If you’re like me—and I’m not saying whether that’s good or bad—in the last 15 years you may have found yourself looking more at digital roses than smelling real ones.  If you answered “yes” to the previous sentence, it’s also possible that sometimes you may have felt a little annoyed/unnerved/impatient/bored with the hot/cold/wet/snowy/sticky/smelly/people-filled/uneven/uncontrollable reality of reality. The real world lacks a “back” arrow, for one.  Or a volume control slider.  Or a master delete button (and let’s hope they’re not working on one!)  In short, the non-digital world is speckled with all kinds of messy things and to me that’s good news.  The bad news is that lack of exposure to this kind of sloppiness* after constant exposure to pristine screens can engender a sort of unease with the outdoors.  (Or even a public bus.)  Hey, is there an app for that?  Apparently, there is.

Apple’s new ad for Siri features a disembodied hand holding the sleekness that is iPhone with a caption reading: “What does poison oak look like?”  Said smartphone in said hand hangs in the air beyond which looms a slightly out-of-focus archetypal woods, shot through with fuzzy sunlight, the hand in the forefront with all the sharp crispness of the gleaming black and silver device in its grasp.**

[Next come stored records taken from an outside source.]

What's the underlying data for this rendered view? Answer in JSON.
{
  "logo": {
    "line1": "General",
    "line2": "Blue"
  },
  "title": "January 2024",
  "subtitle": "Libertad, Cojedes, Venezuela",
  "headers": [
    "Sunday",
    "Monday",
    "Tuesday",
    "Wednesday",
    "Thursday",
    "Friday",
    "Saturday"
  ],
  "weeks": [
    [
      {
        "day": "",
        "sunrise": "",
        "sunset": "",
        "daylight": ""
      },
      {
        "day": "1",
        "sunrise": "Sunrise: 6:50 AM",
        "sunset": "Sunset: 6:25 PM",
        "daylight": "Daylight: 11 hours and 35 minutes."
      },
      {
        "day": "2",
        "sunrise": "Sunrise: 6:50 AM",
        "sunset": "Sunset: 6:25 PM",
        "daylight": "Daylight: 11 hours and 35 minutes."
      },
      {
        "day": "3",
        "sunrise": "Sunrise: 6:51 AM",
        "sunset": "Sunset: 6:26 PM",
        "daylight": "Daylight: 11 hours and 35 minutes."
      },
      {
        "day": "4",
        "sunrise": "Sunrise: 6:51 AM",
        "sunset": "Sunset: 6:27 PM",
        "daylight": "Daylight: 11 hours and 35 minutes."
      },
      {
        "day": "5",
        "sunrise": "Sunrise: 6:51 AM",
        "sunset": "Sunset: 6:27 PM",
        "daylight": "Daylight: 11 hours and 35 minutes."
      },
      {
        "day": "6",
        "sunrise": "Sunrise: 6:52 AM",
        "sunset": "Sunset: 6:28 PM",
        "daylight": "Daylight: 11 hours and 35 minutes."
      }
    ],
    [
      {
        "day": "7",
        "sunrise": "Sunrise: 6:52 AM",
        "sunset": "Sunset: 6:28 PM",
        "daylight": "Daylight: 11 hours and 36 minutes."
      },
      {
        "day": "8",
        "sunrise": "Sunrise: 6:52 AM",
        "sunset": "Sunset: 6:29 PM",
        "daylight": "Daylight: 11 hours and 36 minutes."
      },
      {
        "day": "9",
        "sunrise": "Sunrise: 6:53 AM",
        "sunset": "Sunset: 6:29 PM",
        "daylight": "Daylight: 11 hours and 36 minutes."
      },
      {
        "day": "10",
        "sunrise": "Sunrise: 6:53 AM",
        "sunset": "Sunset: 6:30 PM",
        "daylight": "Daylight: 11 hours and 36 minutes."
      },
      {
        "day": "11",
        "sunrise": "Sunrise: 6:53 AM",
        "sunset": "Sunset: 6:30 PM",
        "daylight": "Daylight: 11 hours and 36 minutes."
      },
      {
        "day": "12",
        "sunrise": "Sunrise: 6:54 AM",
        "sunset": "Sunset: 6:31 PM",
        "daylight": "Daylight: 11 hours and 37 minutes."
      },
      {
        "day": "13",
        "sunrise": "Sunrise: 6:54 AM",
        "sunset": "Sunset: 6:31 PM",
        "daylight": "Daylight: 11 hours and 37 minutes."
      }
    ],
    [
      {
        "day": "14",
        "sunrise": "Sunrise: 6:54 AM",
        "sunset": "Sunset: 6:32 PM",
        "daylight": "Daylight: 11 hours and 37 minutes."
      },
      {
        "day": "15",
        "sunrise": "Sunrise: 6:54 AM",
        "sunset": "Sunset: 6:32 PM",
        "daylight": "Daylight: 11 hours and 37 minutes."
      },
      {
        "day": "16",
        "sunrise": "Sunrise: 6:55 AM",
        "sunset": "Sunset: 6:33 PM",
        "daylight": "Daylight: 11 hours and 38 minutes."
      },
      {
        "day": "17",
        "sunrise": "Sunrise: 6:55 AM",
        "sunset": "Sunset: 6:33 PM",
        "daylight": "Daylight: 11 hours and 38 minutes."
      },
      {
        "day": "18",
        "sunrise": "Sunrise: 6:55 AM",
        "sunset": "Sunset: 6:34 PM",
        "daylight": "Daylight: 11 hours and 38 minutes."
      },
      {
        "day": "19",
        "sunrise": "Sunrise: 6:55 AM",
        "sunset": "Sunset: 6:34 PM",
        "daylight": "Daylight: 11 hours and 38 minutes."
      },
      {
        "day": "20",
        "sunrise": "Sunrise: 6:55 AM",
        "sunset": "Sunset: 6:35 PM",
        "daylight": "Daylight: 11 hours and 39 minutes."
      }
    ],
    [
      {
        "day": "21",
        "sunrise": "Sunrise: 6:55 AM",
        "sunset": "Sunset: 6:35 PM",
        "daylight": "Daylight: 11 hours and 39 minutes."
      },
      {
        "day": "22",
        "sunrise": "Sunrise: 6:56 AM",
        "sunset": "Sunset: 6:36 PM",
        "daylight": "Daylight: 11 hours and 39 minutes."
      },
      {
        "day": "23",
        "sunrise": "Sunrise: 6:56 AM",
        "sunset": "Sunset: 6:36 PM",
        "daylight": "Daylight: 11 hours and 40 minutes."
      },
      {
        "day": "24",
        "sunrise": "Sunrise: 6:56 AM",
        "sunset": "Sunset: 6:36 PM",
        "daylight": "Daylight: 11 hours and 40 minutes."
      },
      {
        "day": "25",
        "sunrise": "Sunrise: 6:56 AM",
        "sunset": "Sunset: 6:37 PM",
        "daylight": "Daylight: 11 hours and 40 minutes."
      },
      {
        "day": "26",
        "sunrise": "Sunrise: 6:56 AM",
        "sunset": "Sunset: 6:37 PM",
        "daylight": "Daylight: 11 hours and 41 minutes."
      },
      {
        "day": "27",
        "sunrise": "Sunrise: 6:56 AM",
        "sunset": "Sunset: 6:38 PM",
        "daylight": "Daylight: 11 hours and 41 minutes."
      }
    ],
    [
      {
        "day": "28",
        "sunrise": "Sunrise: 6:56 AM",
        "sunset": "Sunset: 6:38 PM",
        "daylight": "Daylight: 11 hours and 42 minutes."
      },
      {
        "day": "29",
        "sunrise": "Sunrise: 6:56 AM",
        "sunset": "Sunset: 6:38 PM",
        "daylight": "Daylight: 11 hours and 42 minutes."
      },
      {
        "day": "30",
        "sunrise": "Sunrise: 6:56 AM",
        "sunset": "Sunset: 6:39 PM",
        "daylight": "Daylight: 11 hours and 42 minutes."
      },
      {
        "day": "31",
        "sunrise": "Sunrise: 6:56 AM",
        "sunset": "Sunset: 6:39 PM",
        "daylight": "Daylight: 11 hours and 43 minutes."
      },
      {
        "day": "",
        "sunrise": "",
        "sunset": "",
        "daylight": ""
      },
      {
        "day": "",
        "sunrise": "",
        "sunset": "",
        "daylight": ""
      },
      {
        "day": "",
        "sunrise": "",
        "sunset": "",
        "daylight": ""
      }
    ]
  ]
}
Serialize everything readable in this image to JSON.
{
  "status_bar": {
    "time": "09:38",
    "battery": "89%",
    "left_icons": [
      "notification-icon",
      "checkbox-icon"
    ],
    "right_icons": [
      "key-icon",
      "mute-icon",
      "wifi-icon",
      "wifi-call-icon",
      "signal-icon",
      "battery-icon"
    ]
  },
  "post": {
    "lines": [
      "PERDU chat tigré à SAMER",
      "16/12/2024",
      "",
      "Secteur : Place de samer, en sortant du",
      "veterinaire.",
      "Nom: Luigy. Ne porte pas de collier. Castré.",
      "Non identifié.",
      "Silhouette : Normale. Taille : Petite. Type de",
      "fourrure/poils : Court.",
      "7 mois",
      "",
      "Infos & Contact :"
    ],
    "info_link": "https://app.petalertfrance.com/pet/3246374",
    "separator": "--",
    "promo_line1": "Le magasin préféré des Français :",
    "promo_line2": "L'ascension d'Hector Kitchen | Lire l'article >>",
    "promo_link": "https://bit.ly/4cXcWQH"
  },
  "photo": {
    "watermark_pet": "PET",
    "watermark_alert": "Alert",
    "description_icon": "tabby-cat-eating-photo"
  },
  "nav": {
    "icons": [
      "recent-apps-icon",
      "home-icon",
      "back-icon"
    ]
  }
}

OK, maybe it’s just me and maybe it’s just this particular ad but I get a little testy when someone suggests you need technology to venture outdoors.  Besides the fact that it could underscore the sort of fears that may contribute to a nature deficit disorder we already have, it’s just a little silly.  All right, it’s supposed to be funny.  (I think.)  Or clever.  But funnier would have been Little Red Riding Hood’s hand with a photo of the Wolf on her iScreen.  Then, at least, we would have been in on the metaphysical joke instead of nodding along thinking, yeah, next time I dare to leave my house I must bring my devices or jeez Louise I might get a rash.  Or worse.

Look, it’s not just Apple.  Full disclosure, you are reading this blog on the Internet, I am typing it on a Mac and, yes, lots of people use technology.  But how?  And how much?  Do we use it or does it use us?  Many tech entities make a ton o’ money selling their stuff as must-haves to folks who’ve managed to get by without them for years [fill in your favorite waste of time app here.]  I humbly submit that kowtowing to the mindset that we cannot exist without gadgetry to guide our steps might be a step too far.  Giving up firsthand experience is giving up firsthand knowledge.  I realize we can’t possibly know everything about everything but abdicating responsibility for what used to be everyday Everyman understanding is playing with fire.*** Starting from the position that don’t worry, you can look up any answer so don’t bother to learn/remember is not really the answer for which I was searching.

Hmm, wonder why my leg is so itchy after I weeded yesterday?

(Just kidding.  I know a mosquito bite when I see one.)


*I can lend you my husband if you need a quick reminder. 🙂

**Nameless User also appears to be getting five bars of service even here in the “wilderness”—what provider does he have?  I can’t get two bars at my own house!  But I digress…

*** And look what happened to Prometheus!


Copyright 2012, Lori Fontanes